Buying Caskets Online
Funeral Home Laws
A quick guide to what families should expect from their funeral home
In 1984, the United States Federal Trade Commission adopted the Funeral Rule, which was updated in 1994 and remains in effect today. Every part of a customer's relationship with a funeral home is overseen by this rule, so it is important that anyone who is planning a funeral of a loved one be familiar with the basic requirements of the rule. Most funeral homes in the United States today are in full and willing compliance with the rule – which was enacted in order to end decades of abusive funeral home practices that had been documented by journalists such as Jessica Mitford in her famous book The American Way of Death – but families are best advised to exercise caution if a funeral home operator is reluctant to follow any part of the Funeral Rule.
Here are the basic requirements that all funeral homes must meet:
General Price List
All funeral home visitors who are inquiring about services must be given, more or less immediately, a copy of the home's General Price List. (GPL) The Funeral Rule requires that this list be made available for free even to telephone callers who request one be mailed.
A Funeral Home's GPL must clearly list the exact rates for all goods and services the funeral home provides. It must clearly list what is offered for the home's “basic service” fee and provide an itemized list of additional services that are available – such as obituary announcements, photo displays, floral arrangements, etc. The GPL must also provide a clear explanation of any pre-paid services and it must show the full price range of caskets and other accessories the funeral home offers.
One significant requirement of the GPL is that it must be presented to a new client before any sales discussions can begin – and this rule applies no matter the location of the discussion. It is important to remember, then, that if a funeral director begins sales discussions with a potential client in, say, a grocery store parking lot or some private function, he or she must quickly present a copy of the GPL or he may be in violation of the law. For this reason, many Funeral Directors now keep plenty of extra copies of their home's GPL in their car's glove box or in a briefcase. One man even admits to keeping a few copies in his gym locker.
Disclosure of Applicable State and Local Laws
Under the Funeral Rule, funeral homes are required to give all customers specific reference to any state or local laws that require the purchase of funeral accessories or services such as embalming or cremation caskets. It is important for consumers to remember that no federal law requires such services, and, if a funeral home employee says that a service is required by state or local he or she must immediately provide the customer (even if it is not requested) with a written reference to the applicable law.
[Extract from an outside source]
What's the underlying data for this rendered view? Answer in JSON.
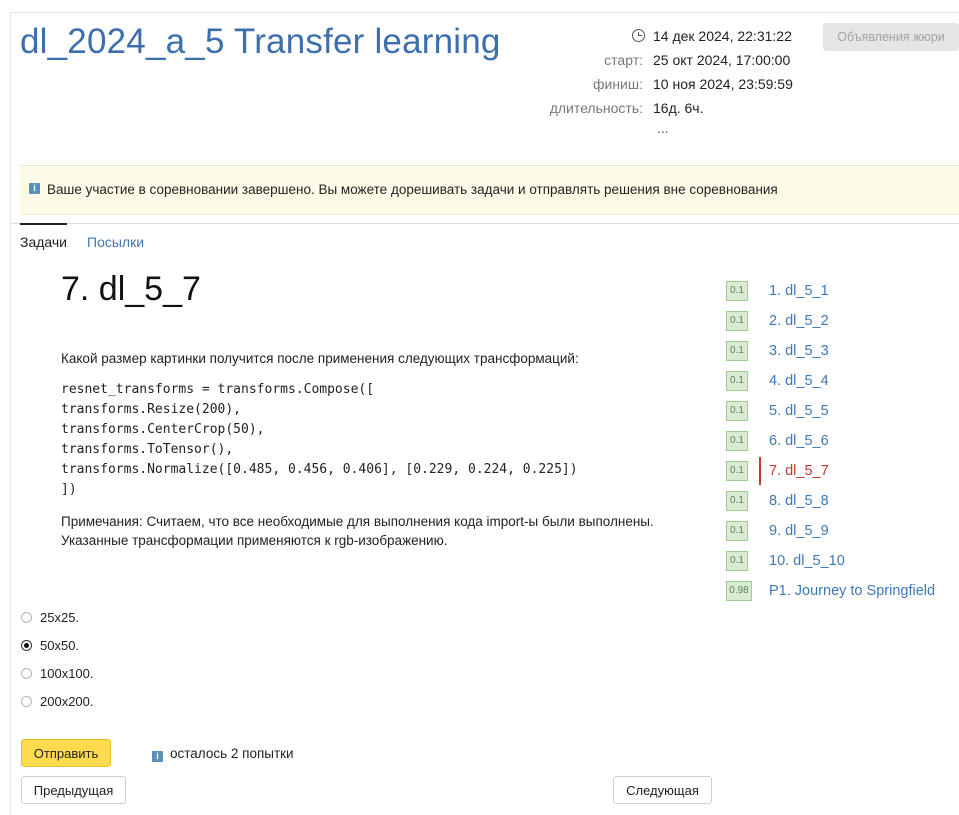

Acceptance of Third-Party Accessories
The Funeral Rule requires funeral homes to allow customers to purchase accessories such as caskets and cremation urns from third-party vendors. The home may not charge an “surcharge” or a “handling fee” for accepting these items for use in a funeral. The law does allow the funeral home to establish specific rules for the accessories (such as size and color requirements), but, so long as the third-party product can meet those rules, it must be allowed by the funeral rule. Any attempt by a funeral home to by-pass this part of the Funeral Rule should be greeted with great suspicion by a customer.
Avoidance of Misrepresentations
The Funeral Home allows for stiff penalties and sanctions against any funeral home that purposely misrepresents state, local or federal law regarding funerals. If, for example, a funeral home employee tells a customer that embalming is a required service in the local area – but in fact the service is not legally required – the home is subject to punishment. These sorts of violations are rare today, now that most funeral homes are in eager compliance with The Funeral Rule. But consumers should not hesitate to contact the Federal Trade Commission should they suspect this rule has been violated.